IBD should not be confused with the less serious condition known as IBS. Ulcerative colitis and Crohn's Disease should always be treated by a gastroenterologist.
Inflammatory bowel disease is also referred to as IBD. It is a chronic inflammatory disease of the digestive system. There are two types: Crohn’s disease and ulcerative colitis. Crohn’s disease can affect any part of the digestive tract while ulcerative colitis only affects the colon. About 25% of individuals with IBD are diagnosed during childhood. We don’t precisely understand what causes IBD. As a parent, there is nothing that you could have done to prevent your child from developing IBD.
IBD has a variety of symptoms including abdominal pain, diarrhea, bloody stools, fever, weight loss, and even delayed puberty. There also may be symptoms not related to the digestive tract such as arthritis and rashes.
How is it Diagnosed?
Bloodwork and stool tests are usually the first line of investigation to exclude other digestive disorders such as infections. Upper endoscopy and colonoscopy with biopsies will be needed to establish the diagnosis. Radiographic studies such as x-rays and CT scans are sometimes needed.

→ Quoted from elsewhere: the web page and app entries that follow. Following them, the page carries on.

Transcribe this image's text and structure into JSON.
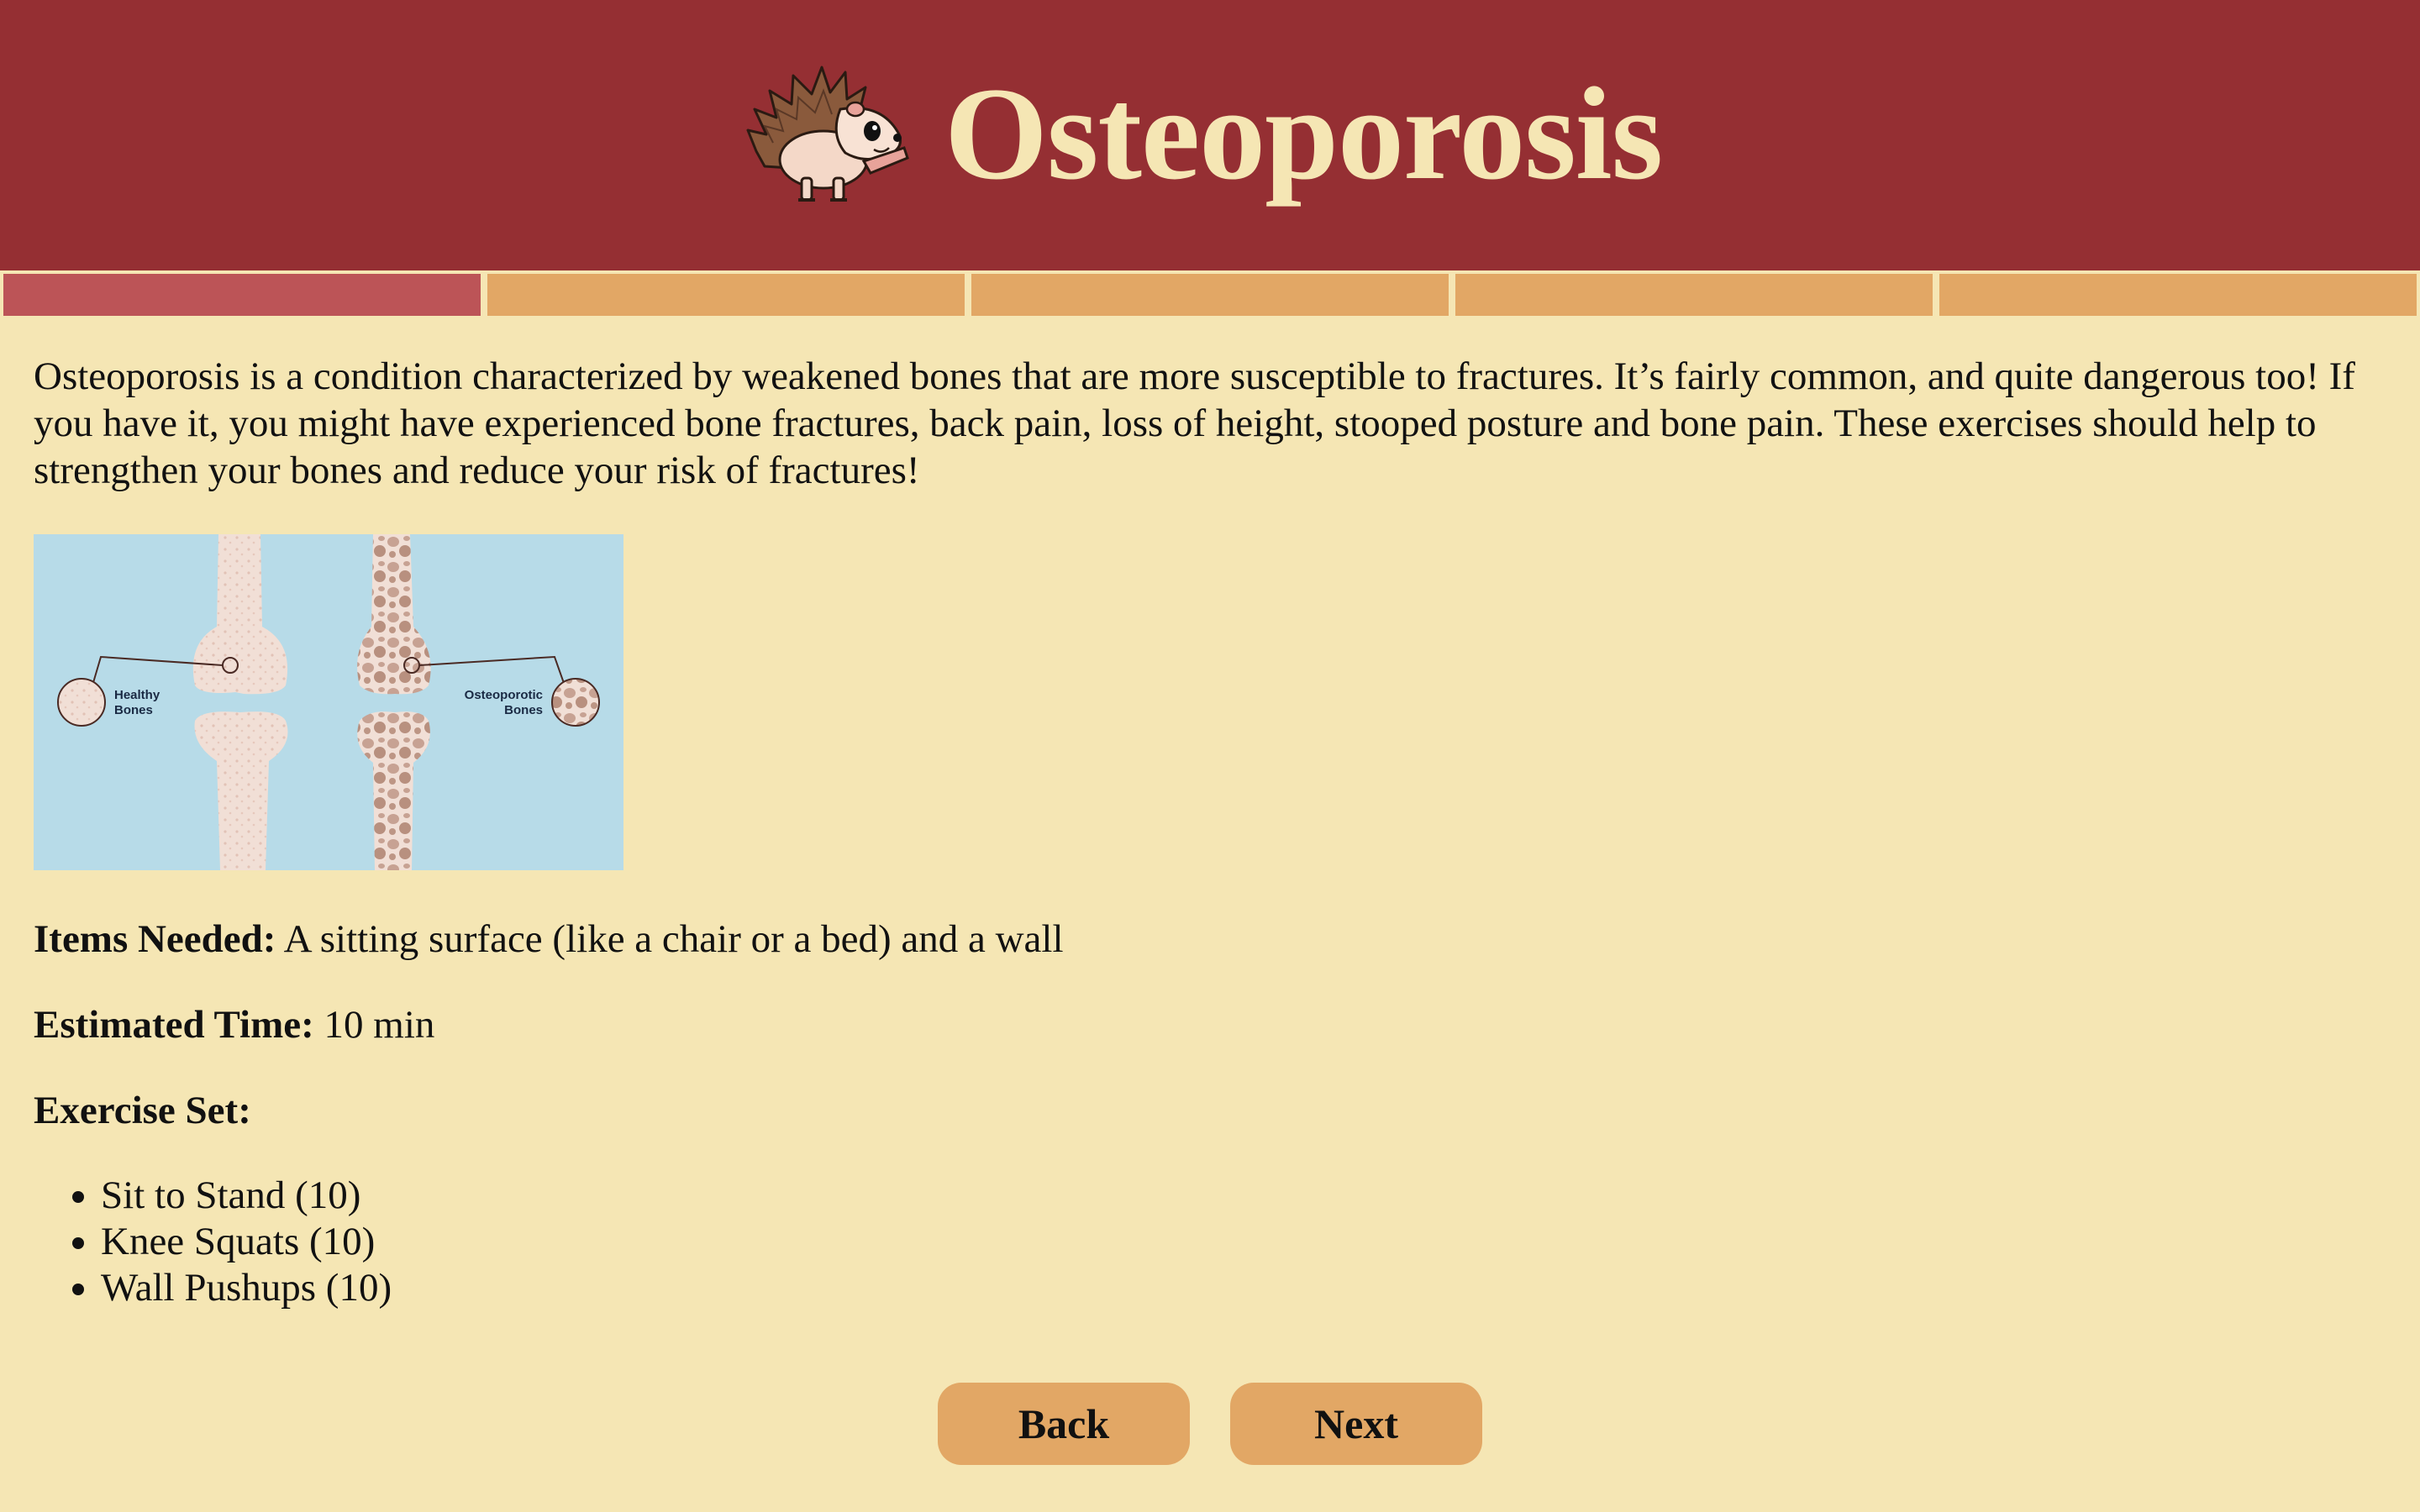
{
  "header": {
    "title": "Osteoporosis",
    "mascot_icon": "hedgehog-icon",
    "background_color": "#952f33",
    "title_color": "#f5e6b4"
  },
  "progress": {
    "total_steps": 5,
    "current_step": 1,
    "active_color": "#bc5457",
    "inactive_color": "#e2a765"
  },
  "intro_text": "Osteoporosis is a condition characterized by weakened bones that are more susceptible to fractures. It’s fairly common, and quite dangerous too! If you have it, you might have experienced bone fractures, back pain, loss of height, stooped posture and bone pain. These exercises should help to strengthen your bones and reduce your risk of fractures!",
  "illustration": {
    "left_label_line1": "Healthy",
    "left_label_line2": "Bones",
    "right_label_line1": "Osteoporotic",
    "right_label_line2": "Bones"
  },
  "items_needed": {
    "label": "Items Needed:",
    "value": "A sitting surface (like a chair or a bed) and a wall"
  },
  "estimated_time": {
    "label": "Estimated Time:",
    "value": "10 min"
  },
  "exercise_set": {
    "label": "Exercise Set:",
    "items": [
      "Sit to Stand (10)",
      "Knee Squats (10)",
      "Wall Pushups (10)"
    ]
  },
  "buttons": {
    "back_label": "Back",
    "next_label": "Next",
    "color": "#e2a765"
  },
  "page_background": "#f5e6b4"
}
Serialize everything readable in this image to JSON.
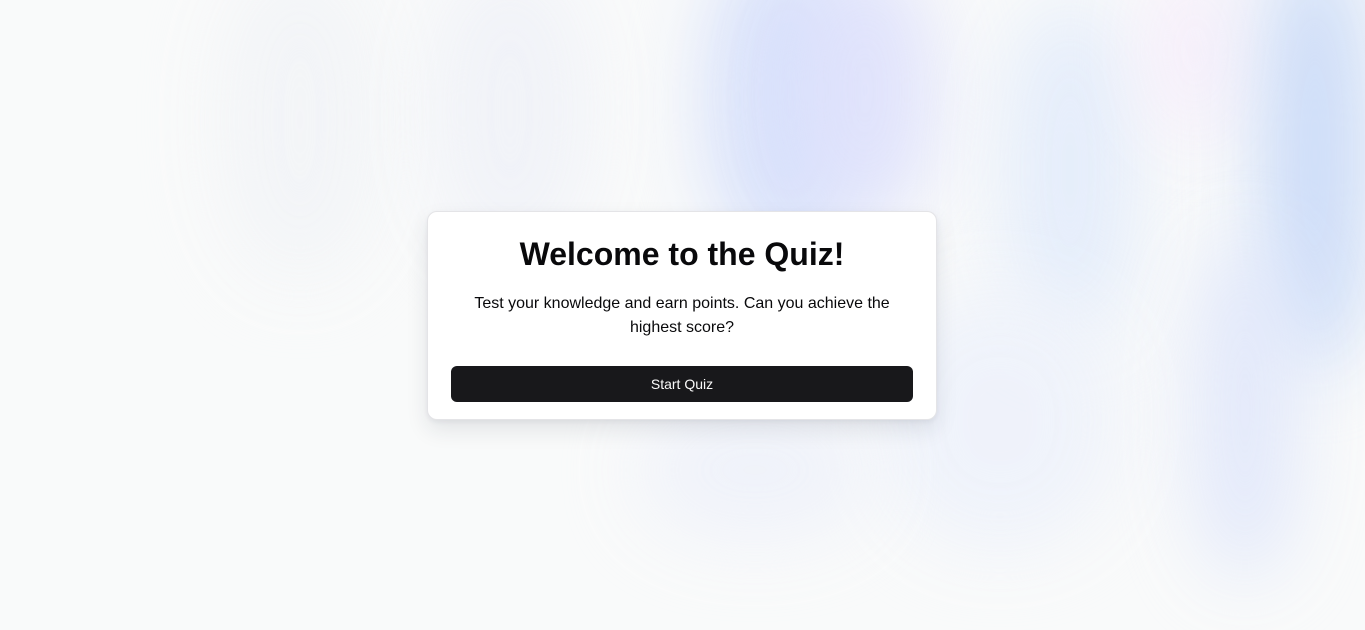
{
  "welcome": {
    "title": "Welcome to the Quiz!",
    "description": "Test your knowledge and earn points. Can you achieve the highest score?",
    "start_button_label": "Start Quiz"
  },
  "colors": {
    "background": "#f9fafa",
    "card": "#ffffff",
    "button": "#18181b",
    "button_text": "#fafafa",
    "text": "#09090b"
  }
}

How is it Treated?
Medications such as corticosteroids, aminosalicylates, immunosuppressants, antibiotics, and biologic therapies are typically used. Nutritional therapy is another consideration. Rarely, surgery is needed. Your gastroenterologist will tailor therapy to your child. It is our goal at GI Associates to help children with IBD feel well and lead active lives.
Information in this article comes from The Crohn's and Colitis Foundation of America.